Task brief
Lines holding the word "THISISNOTAVALIDPASSWORDTHATCANBEUSEDHERE" must be located in the listing below and copied.

-----

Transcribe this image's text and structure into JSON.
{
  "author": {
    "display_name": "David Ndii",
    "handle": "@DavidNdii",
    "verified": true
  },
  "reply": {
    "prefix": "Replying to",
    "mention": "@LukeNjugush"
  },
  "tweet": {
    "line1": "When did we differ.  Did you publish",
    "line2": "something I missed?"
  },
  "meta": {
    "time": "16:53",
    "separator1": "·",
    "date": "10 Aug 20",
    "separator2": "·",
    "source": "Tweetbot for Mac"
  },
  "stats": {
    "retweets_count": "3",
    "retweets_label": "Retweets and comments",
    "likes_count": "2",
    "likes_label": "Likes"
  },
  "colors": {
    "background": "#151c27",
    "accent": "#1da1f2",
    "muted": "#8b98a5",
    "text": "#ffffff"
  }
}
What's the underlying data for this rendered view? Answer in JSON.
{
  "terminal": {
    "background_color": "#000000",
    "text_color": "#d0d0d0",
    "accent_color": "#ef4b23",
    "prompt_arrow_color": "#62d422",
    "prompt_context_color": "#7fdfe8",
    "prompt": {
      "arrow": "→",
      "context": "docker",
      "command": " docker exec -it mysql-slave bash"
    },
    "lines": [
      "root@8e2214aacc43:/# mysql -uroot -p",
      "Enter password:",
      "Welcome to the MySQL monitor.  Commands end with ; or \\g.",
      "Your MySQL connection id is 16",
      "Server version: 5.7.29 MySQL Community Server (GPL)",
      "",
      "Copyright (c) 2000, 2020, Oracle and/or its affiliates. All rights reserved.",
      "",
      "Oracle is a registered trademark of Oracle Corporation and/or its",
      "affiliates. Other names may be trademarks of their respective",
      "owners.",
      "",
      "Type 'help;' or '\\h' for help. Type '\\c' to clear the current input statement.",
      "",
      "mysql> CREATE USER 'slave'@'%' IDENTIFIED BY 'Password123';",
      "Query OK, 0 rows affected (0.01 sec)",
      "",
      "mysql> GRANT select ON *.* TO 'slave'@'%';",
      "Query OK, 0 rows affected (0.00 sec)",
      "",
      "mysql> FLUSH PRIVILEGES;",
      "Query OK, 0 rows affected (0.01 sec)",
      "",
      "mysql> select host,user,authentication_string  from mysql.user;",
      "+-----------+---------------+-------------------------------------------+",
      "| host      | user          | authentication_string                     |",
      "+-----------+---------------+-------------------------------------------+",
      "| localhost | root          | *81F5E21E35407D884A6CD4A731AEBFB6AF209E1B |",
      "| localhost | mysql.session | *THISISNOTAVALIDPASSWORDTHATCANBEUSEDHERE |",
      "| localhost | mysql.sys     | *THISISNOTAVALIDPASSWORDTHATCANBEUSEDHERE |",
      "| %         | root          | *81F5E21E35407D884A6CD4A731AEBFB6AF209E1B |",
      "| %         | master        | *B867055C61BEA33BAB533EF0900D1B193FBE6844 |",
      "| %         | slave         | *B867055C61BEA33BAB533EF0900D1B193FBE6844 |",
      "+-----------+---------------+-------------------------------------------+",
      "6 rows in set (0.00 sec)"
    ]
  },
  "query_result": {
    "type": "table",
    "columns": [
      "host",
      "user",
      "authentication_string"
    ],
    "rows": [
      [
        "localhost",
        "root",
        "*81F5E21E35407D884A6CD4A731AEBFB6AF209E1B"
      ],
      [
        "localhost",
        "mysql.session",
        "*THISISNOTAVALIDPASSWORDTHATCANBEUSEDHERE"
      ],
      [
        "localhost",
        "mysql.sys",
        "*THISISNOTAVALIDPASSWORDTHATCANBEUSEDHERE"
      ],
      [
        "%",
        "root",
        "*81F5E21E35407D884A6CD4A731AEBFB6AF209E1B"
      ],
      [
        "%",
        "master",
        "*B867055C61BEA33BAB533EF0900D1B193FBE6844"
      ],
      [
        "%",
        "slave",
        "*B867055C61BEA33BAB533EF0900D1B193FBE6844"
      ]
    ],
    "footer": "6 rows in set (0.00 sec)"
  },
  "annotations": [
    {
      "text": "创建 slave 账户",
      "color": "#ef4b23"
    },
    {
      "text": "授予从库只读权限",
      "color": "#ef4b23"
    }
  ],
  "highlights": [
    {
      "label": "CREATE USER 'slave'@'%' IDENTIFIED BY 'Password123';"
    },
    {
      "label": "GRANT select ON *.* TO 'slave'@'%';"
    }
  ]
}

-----

Exercise solution
      "| localhost | mysql.session | *THISISNOTAVALIDPASSWORDTHATCANBEUSEDHERE |",
      "| localhost | mysql.sys     | *THISISNOTAVALIDPASSWORDTHATCANBEUSEDHERE |",
        "*THISISNOTAVALIDPASSWORDTHATCANBEUSEDHERE"
        "*THISISNOTAVALIDPASSWORDTHATCANBEUSEDHERE"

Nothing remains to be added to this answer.